I have never been a Telly Addict, preferring to while away my hours with nose close to page, developing my mind to take me to lands far away, wild kingdoms and magical space odysseys. Now I buy them, read them, and find it physically impossible to dispose of them. I have tried all routes; charity shops, book swapping on the net, eBay, all with little luck as I feel unable to pass them over, like children, I clutch them close to me and worry about their futures. I may lend them out to close friends, but give them away? Never!
But when it comes to storing my treasure trove of interesting tomes, I struggle. They collect, like pools of rain water, in interesting places, squeezing into nooks and crannies faster than multiplying bacteria. Wobbly piles of high things form, teetering precariously in any available floor space, and become home to other rubbish, like carefully balanced tea cups and glasses of water. It really is like a library for the wombles, and I love it. Bookcases spring up in unusual places to home my creative collection, and new additions gradually wear, with pages folded down and covers bent, but always lovingly thumbed, providing endless entertainment for the long hours I spend poring through them. Their spines fill with sand from reading on the beach, their pages wrinkle with the familiar drops of rainwater when caught in the downpour at the bus stop, and they begin to adopt that familiar smell, of love, and book. Friends learn to love them too, marvelling at how the characters spring to life and made them cry, or scared, or made them angry when they watched the film. Like parts of my life, old friends protect me in sadness and celebrate in joy, and every time I move house are packed carefully and make the journey too.
So upon moving home with my dad, I was disappointed to see that this isn’t a trait I have inherited from him. “What’s all this junk?” I heard. “Where are you going to put all this rubbish?” Sorry? My loved possessions were being classed along the same lines as DVDs and old videos, like old clothes and half used candles. What a cheek! After reverting back to my ten-year old princess self, I humped my books up to my teeny tiny childhood bedroom, and started about finding homes for each and every one of them. Some, like old teddies and baby shoes, were boxed up with care and attention, packed with dust sheets and securely taped up, and put into the loft. Others took pride of place on shelves, and yet, I noticed a familiar tall pile of wobbly high things forming behind the door, like a fancy installation piece would be assembled in the Tate modern. My books!

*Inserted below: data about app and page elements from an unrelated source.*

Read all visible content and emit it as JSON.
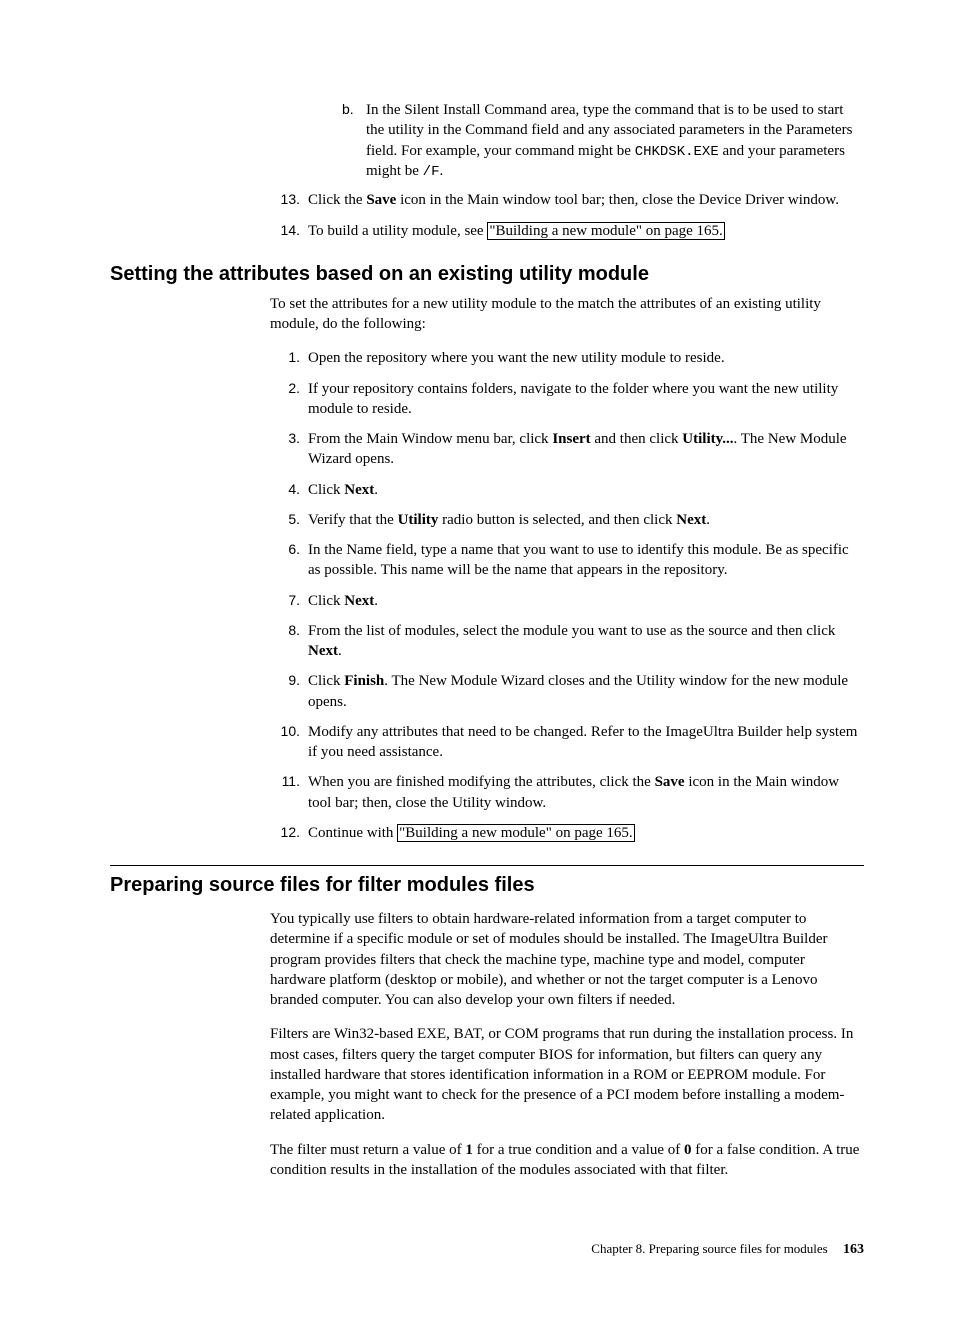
{
  "top_items": {
    "b": {
      "pre": "In the Silent Install Command area, type the command that is to be used to start the utility in the Command field and any associated parameters in the Parameters field. For example, your command might be ",
      "code1": "CHKDSK.EXE",
      "mid": " and your parameters might be ",
      "code2": "/F",
      "post": "."
    },
    "i13": {
      "pre": "Click the ",
      "bold": "Save",
      "post": " icon in the Main window tool bar; then, close the Device Driver window."
    },
    "i14": {
      "pre": "To build a utility module, see ",
      "link": "\"Building a new module\" on page 165."
    }
  },
  "section1": {
    "heading": "Setting the attributes based on an existing utility module",
    "intro": "To set the attributes for a new utility module to the match the attributes of an existing utility module, do the following:",
    "items": {
      "i1": "Open the repository where you want the new utility module to reside.",
      "i2": "If your repository contains folders, navigate to the folder where you want the new utility module to reside.",
      "i3": {
        "pre": "From the Main Window menu bar, click ",
        "b1": "Insert",
        "mid": " and then click ",
        "b2": "Utility...",
        "post": ". The New Module Wizard opens."
      },
      "i4": {
        "pre": "Click ",
        "b": "Next",
        "post": "."
      },
      "i5": {
        "pre": "Verify that the ",
        "b1": "Utility",
        "mid": " radio button is selected, and then click ",
        "b2": "Next",
        "post": "."
      },
      "i6": "In the Name field, type a name that you want to use to identify this module. Be as specific as possible. This name will be the name that appears in the repository.",
      "i7": {
        "pre": "Click ",
        "b": "Next",
        "post": "."
      },
      "i8": {
        "pre": "From the list of modules, select the module you want to use as the source and then click ",
        "b": "Next",
        "post": "."
      },
      "i9": {
        "pre": "Click ",
        "b": "Finish",
        "post": ". The New Module Wizard closes and the Utility window for the new module opens."
      },
      "i10": "Modify any attributes that need to be changed. Refer to the ImageUltra Builder help system if you need assistance.",
      "i11": {
        "pre": "When you are finished modifying the attributes, click the ",
        "b": "Save",
        "post": " icon in the Main window tool bar; then, close the Utility window."
      },
      "i12": {
        "pre": "Continue with ",
        "link": "\"Building a new module\" on page 165."
      }
    }
  },
  "section2": {
    "heading": "Preparing source files for filter modules files",
    "p1": "You typically use filters to obtain hardware-related information from a target computer to determine if a specific module or set of modules should be installed. The ImageUltra Builder program provides filters that check the machine type, machine type and model, computer hardware platform (desktop or mobile), and whether or not the target computer is a Lenovo branded computer. You can also develop your own filters if needed.",
    "p2": "Filters are Win32-based EXE, BAT, or COM programs that run during the installation process. In most cases, filters query the target computer BIOS for information, but filters can query any installed hardware that stores identification information in a ROM or EEPROM module. For example, you might want to check for the presence of a PCI modem before installing a modem-related application.",
    "p3": {
      "pre": "The filter must return a value of ",
      "b1": "1",
      "mid1": " for a true condition and a value of ",
      "b2": "0",
      "mid2": " for a false condition. A true condition results in the installation of the modules associated with that filter."
    }
  },
  "footer": {
    "chapter": "Chapter 8. Preparing source files for modules",
    "page": "163"
  }
}
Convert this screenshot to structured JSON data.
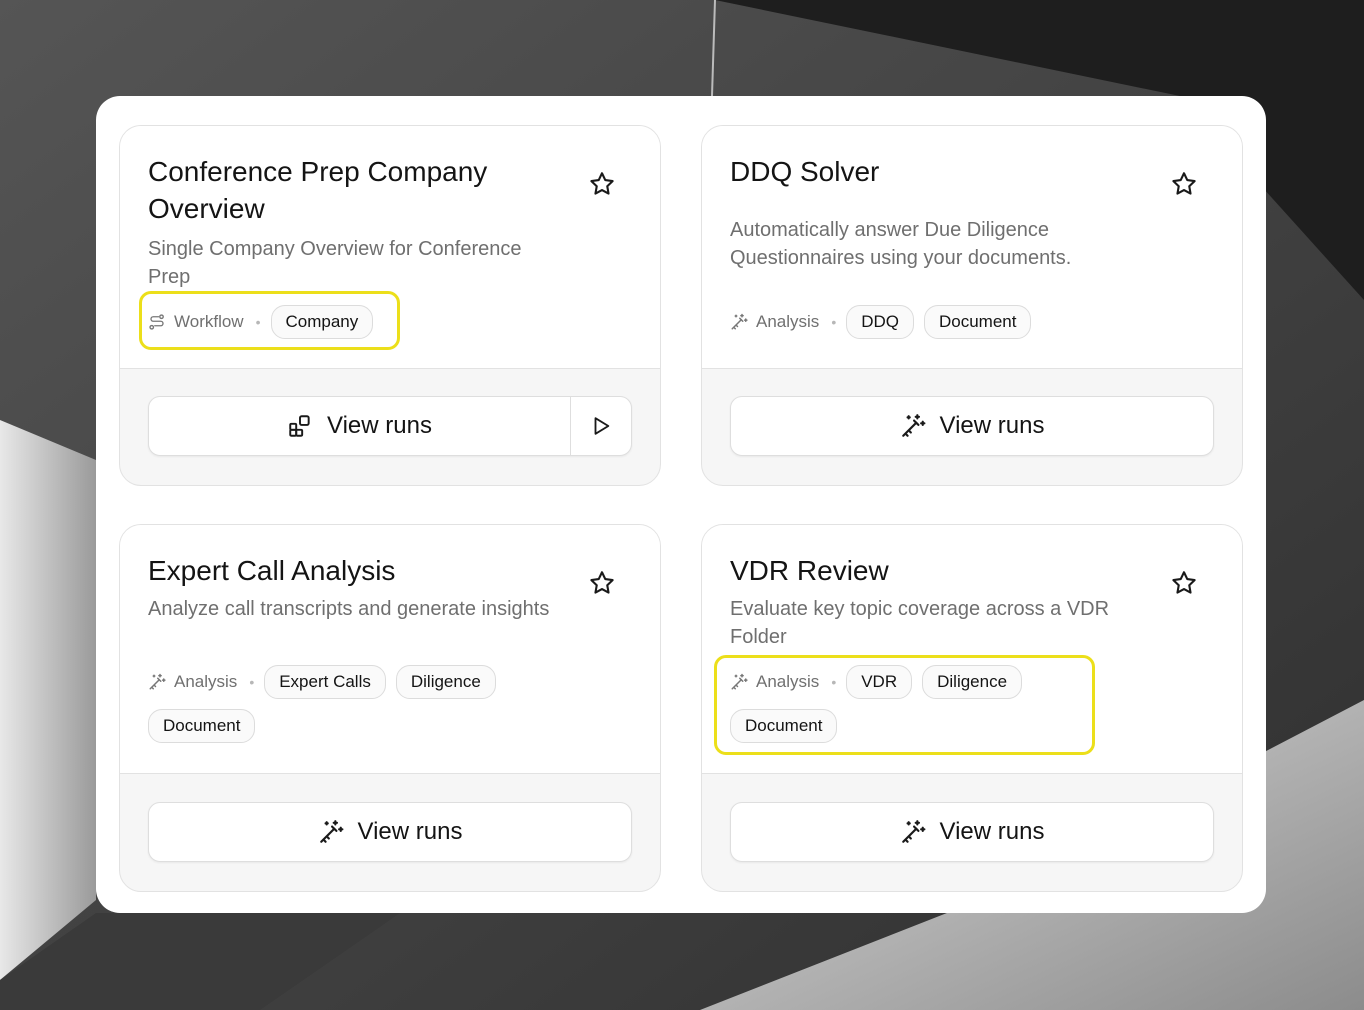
{
  "cards": [
    {
      "title": "Conference Prep Company Overview",
      "description": "Single Company Overview for Conference Prep",
      "kind": "Workflow",
      "kind_icon": "workflow-icon",
      "tags": [
        "Company"
      ],
      "button_label": "View runs",
      "button_icon": "blocks-icon",
      "has_run_button": true,
      "favorited": false
    },
    {
      "title": "DDQ Solver",
      "description": "Automatically answer Due Diligence Questionnaires using your documents.",
      "kind": "Analysis",
      "kind_icon": "magic-wand-icon",
      "tags": [
        "DDQ",
        "Document"
      ],
      "button_label": "View runs",
      "button_icon": "magic-wand-icon",
      "has_run_button": false,
      "favorited": false
    },
    {
      "title": "Expert Call Analysis",
      "description": "Analyze call transcripts and generate insights",
      "kind": "Analysis",
      "kind_icon": "magic-wand-icon",
      "tags": [
        "Expert Calls",
        "Diligence",
        "Document"
      ],
      "button_label": "View runs",
      "button_icon": "magic-wand-icon",
      "has_run_button": false,
      "favorited": false
    },
    {
      "title": "VDR Review",
      "description": "Evaluate key topic coverage across a VDR Folder",
      "kind": "Analysis",
      "kind_icon": "magic-wand-icon",
      "tags": [
        "VDR",
        "Diligence",
        "Document"
      ],
      "button_label": "View runs",
      "button_icon": "magic-wand-icon",
      "has_run_button": false,
      "favorited": false
    }
  ],
  "colors": {
    "highlight": "#ecdf1a",
    "card_background": "#f6f6f6",
    "text_primary": "#141414",
    "text_secondary": "#6f6f6f"
  }
}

And as I wondered down the stairs, content that every last one had a home, I noticed something that made my heart feel a little fuzzy, and my step a little lighter. Nestled in a dark corner on the bookcase at the bottom of the stairs, amongst books on fishing, football and country cooking, was a little set of children’s books that my dad had lovingly preserved since my childhood. Through house moves and divorces, my books had remained safe from the charity shop bag. So maybe we aren’t so different after all ….